It’s tougher than I thought, this job!

When we bought the house we knew the building was 17th C, but the huge attraction was very definitely the 19th C aspirational makeover, which was done with some conviction and was largely intact. The danger is the distraction of earlier finds, some of which (the lion murals, for example) will have to be worked in, because they are very special

So I will document this latest find and allow the builders to put plasterboard in front of it, thereby preserving it, at least. I had hoped to avoid using plasterboard, as I know that builders can be overly fond of it, but perhaps in this instance it’s the best thing (however, if you ever see me referring to the use of ‘plasterboard’ in a future post, please stop me!)

We don’t want this house to be sanitised and shrouded in board. It must keep its character, but because of that we must also hold onto a reasonably cohesive scheme – something I was reminded of only today by another blogger’s post

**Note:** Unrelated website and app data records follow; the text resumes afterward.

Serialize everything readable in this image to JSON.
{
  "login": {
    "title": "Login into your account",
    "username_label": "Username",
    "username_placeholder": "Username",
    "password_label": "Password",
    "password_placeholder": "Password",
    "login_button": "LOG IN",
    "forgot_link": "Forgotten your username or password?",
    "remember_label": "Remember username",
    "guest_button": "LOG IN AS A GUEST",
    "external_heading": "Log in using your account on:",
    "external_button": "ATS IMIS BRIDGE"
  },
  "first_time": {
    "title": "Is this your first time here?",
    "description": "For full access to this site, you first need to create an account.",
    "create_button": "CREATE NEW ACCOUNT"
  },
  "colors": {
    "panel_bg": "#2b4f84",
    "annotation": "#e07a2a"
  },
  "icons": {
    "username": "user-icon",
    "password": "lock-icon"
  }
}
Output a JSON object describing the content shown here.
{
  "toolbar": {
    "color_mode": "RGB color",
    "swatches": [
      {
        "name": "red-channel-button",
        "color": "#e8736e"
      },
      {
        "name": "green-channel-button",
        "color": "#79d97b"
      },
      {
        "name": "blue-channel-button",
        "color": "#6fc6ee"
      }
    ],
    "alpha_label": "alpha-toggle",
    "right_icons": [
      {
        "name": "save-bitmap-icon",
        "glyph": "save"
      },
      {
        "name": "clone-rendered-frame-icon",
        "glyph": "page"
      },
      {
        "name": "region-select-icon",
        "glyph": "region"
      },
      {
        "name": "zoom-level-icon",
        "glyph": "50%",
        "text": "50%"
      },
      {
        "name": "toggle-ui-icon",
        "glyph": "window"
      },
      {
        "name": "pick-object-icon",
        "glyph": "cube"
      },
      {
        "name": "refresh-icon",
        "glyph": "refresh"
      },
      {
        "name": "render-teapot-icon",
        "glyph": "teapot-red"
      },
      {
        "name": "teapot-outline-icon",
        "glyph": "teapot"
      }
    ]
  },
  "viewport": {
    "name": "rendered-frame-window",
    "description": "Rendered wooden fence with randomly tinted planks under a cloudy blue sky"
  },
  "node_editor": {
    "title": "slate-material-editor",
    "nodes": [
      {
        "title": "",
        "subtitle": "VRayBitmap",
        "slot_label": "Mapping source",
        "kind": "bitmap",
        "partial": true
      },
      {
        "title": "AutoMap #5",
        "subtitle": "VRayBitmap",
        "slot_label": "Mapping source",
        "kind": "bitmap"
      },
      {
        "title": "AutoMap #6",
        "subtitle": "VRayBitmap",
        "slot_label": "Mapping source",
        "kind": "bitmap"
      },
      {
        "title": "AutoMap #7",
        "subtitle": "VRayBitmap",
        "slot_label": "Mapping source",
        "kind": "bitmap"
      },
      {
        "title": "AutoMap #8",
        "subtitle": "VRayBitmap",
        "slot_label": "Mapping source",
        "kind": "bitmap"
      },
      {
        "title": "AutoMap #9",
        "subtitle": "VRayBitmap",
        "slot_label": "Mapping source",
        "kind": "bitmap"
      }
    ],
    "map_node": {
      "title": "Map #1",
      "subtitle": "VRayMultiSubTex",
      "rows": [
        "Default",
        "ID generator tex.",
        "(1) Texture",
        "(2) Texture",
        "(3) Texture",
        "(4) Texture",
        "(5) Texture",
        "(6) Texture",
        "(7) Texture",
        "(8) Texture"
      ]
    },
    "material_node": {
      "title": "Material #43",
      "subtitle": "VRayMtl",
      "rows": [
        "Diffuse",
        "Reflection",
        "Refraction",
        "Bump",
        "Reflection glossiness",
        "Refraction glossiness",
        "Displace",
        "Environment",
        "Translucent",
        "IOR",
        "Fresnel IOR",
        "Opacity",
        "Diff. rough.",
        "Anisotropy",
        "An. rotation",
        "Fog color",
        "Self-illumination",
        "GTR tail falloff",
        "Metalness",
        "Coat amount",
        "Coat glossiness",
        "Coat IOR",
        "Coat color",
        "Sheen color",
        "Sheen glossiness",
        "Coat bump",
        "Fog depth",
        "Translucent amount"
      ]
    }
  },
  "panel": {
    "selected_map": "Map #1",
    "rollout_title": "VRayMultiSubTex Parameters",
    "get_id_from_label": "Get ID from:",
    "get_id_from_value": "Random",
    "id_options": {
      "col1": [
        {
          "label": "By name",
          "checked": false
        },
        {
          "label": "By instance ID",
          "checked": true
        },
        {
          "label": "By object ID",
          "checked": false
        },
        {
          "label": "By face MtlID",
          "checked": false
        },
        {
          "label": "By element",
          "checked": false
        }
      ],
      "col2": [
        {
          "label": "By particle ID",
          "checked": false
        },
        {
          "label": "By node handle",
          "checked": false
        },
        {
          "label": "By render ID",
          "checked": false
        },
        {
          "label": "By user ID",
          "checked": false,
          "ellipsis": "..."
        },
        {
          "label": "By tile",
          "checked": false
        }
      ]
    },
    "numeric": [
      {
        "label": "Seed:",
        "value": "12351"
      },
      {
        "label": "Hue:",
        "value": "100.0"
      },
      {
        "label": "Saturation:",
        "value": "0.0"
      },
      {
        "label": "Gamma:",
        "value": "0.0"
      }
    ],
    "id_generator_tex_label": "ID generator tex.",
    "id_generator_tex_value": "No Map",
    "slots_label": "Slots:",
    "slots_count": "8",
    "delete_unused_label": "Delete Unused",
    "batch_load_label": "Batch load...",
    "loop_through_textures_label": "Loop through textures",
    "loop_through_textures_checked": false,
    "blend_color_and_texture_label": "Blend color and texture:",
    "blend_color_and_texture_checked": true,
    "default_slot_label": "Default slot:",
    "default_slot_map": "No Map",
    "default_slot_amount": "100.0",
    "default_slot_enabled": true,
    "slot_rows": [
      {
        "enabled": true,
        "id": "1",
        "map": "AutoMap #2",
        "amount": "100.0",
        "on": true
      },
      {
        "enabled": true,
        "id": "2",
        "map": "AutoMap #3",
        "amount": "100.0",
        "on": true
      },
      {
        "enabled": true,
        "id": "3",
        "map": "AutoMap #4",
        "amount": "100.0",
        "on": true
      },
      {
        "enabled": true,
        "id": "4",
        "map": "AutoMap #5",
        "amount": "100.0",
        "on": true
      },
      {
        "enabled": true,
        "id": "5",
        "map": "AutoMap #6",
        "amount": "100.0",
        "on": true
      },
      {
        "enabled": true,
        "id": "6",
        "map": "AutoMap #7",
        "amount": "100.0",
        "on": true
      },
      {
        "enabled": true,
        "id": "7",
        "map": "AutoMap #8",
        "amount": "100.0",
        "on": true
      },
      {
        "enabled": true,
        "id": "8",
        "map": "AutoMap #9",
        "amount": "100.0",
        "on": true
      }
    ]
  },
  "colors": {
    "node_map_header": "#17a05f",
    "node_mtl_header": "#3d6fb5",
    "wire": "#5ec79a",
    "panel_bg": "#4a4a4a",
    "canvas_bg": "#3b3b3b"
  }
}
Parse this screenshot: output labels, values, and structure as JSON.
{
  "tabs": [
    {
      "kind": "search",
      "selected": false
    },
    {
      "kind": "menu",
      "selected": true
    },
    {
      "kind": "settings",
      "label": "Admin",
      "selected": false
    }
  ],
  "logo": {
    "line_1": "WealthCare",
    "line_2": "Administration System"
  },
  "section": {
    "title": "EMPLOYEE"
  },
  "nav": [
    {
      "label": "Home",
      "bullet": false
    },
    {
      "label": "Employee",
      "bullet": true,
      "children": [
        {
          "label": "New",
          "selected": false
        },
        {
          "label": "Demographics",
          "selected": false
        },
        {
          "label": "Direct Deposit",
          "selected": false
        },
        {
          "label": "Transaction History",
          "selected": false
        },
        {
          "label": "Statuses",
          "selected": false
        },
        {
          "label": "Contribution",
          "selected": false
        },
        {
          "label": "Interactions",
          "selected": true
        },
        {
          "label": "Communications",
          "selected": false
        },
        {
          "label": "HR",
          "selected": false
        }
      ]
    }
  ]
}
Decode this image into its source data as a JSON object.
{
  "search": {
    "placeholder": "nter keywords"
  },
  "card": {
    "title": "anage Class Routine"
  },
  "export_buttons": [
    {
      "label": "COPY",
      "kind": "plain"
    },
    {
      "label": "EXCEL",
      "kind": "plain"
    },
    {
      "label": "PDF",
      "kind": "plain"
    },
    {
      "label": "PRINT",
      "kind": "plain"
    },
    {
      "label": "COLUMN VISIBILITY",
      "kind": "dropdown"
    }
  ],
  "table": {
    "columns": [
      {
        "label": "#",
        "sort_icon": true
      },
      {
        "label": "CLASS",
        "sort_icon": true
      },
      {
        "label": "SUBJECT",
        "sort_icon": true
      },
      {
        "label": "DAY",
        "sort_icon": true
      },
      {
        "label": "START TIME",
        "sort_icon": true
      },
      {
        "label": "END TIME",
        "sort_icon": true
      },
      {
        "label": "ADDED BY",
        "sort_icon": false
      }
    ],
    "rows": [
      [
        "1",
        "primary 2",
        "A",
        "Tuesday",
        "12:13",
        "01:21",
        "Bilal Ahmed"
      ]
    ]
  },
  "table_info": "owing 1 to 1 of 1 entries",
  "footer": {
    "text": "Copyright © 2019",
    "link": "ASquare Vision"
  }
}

Perhaps covering up this very early fireplace is our offer of an olive branch to the ’19th C’ house we fell in love with:

First step to owning our new gorgeous wreck/house in Quillan